Smelling newborn hair. First baths. Tiny tongues and fingers and toes. Theses are the things that we see in the movies about newborns. No one tells you about the misery of sleep deprivation and the INSANE tears and sweat and all the things that come from all the places that you didn’t even know about until your own DNA is birthed from your body. Immediately, you are more than just a caregiver, you are now a human refrigerator, professional crevice cleaner and master multi-tasker. And there is no owner’s manual. You get a crash course with on the job training from a human incapable of caring for themselves. Glamorous, huh?
For me there was another side of motherhood that I knew very little about. Sure, I knew that new moms could be moody, but this was more. I had everything you could ever want in a beautiful baby, great husband, super job and all the while the ground under my feet began to break apart. I began to have these fits of intense anger. I wasn’t sleeping, which is not all that uncommon for new moms, but this was more. I spent energy worrying and working in the night on things that didn’t matter at all.
The more I worried, the more I tried to fight it, which only caused a cycle of perceived failure. I could not will myself out of this. I was convinced that this was all because I sucked at being a mom. This little one did not deserve this. I knew she would be better off without me. And the deep dark hole of lost swallowed me up like hot lava. I could not outrun it and it was burning me from the inside out.
What I didn’t understand at the time was that hormones are wicked powerful. Combine that with a brain chemistry and DNA that is predisposed to mental health issues and you have a recipe for postpartum disaster. We lived less that 10 miles from the neighborhood where Andrea Yates drowned her 5 kids in a fit of postpartum psychosis in 2001. That was my only reference point for postpartum anything. I knew that I did not want to harm my baby, so I falsely assumed that this was not what was wrong with me.
Without the knowledge of what was really going on and without the ability to ask for help, things had spiraled completely out of control. One afternoon, I was headed east on NASA Rd 1 approaching the bridge. My thoughts were jumbled. Nothing in my brain was connecting. I was physically present, but I wasn’t there. My best thinking told me that everyone in my life would be better if I drove my car off the bridge. At the moment I made the decision to do just that, I looked in my rear view mirror and saw her.
Actually, I could not see her face. I could see her car seat. She was almost 9 months old.
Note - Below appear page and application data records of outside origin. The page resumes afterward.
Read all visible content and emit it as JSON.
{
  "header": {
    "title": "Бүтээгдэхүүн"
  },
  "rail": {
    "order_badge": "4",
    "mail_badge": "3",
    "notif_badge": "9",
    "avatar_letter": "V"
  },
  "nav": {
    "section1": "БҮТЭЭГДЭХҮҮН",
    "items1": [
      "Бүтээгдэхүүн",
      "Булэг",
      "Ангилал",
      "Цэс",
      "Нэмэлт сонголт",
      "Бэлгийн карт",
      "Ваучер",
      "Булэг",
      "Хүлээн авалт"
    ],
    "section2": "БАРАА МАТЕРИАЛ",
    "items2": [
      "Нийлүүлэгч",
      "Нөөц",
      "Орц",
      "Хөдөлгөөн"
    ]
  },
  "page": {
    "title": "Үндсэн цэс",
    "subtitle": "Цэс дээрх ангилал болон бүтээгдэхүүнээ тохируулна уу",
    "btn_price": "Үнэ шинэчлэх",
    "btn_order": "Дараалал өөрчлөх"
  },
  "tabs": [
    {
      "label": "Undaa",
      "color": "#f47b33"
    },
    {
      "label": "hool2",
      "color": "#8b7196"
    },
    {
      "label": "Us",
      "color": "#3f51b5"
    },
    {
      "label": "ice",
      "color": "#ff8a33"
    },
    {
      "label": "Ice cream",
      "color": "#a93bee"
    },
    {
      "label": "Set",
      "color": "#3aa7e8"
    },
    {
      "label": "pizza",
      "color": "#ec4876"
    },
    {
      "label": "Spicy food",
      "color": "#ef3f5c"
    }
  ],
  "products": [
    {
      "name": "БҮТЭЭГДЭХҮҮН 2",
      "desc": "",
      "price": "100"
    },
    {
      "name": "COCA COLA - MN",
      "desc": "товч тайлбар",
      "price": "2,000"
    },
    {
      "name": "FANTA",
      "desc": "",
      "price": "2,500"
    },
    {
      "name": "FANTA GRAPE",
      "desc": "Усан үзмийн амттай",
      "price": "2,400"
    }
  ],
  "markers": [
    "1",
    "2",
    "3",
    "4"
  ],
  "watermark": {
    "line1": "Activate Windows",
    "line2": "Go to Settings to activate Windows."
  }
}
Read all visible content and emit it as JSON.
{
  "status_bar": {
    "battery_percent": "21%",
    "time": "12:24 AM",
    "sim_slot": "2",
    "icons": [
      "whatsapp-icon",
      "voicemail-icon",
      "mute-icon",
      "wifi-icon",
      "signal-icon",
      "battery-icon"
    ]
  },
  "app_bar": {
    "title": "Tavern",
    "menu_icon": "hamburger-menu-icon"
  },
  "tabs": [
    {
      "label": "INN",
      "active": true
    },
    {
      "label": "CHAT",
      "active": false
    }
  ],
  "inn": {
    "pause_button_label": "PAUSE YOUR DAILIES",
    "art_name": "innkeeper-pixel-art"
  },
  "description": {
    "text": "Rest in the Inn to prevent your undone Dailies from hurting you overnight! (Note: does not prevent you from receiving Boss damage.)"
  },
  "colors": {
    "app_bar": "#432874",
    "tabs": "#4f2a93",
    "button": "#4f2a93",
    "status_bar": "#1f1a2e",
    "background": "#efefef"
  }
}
She was precious. Her smile and laugh were a gift to so many people. My mind told me that I was failing her. I was fully convinced that her very capable grandparents and daddy would do a better job of raising her than I could ever do. But her presence in that car kept both of us alive that day.
I was dying. No one knew it. I was finishing a busy summer as a youth pastor. I had gone on mission trips, to camps and to youth week and Astroworld trips. I taught Bible studies and led worship. If you were to look at an album of pictures from that summer, you would see a smiling happy Lacy. I was a master of the cover up. I was a self-sufficient machine that had powered though pregnancy and childbirth. I returned to work after 4 weeks, baby in tow and launched back into all that full-time ministry to students requires.
We were on a trip with my family when Lucas saw just how bad things had become. I woke from a fitful sleep and FREAKED OUT. That’s a very technical term for a panic attack. He had never seen me like this. He literally held me against the bed. All I could think was I am broken and I didn’t think I was repairable.
Let me pause for a moment for my life PSA: There is nothing more co-creating in God’s plan for redemption than modern medicine. Please don’t ever buy the lie that somehow faith alone is the only path to mental health. Depression and anxiety and phobias and countless other diagnoses are MEDICAL conditions and require medical help. What that involves is best left to your doctor, therapist and your heart to discern, but there is nothing that gets me more furious than a religious teaching that includes spiritual guilt about seeking medical help.
We came home from our trip and I called one of the only therapist that I knew. He patiently sat with me and talked me through these lies and many others that I had perpetuated in my mind. He got me in to a doctor and a psychiatrist. After many attempts, we found medication that helped me see small cracks in the fog. It took many months before I could see daylight. Many days, I could only see the darkness of failure and worthlessness and fear. That’s what isolation and shame do to you. And there is nothing that can pile on both of these like the great magnifier of all things unhealthy, the Church.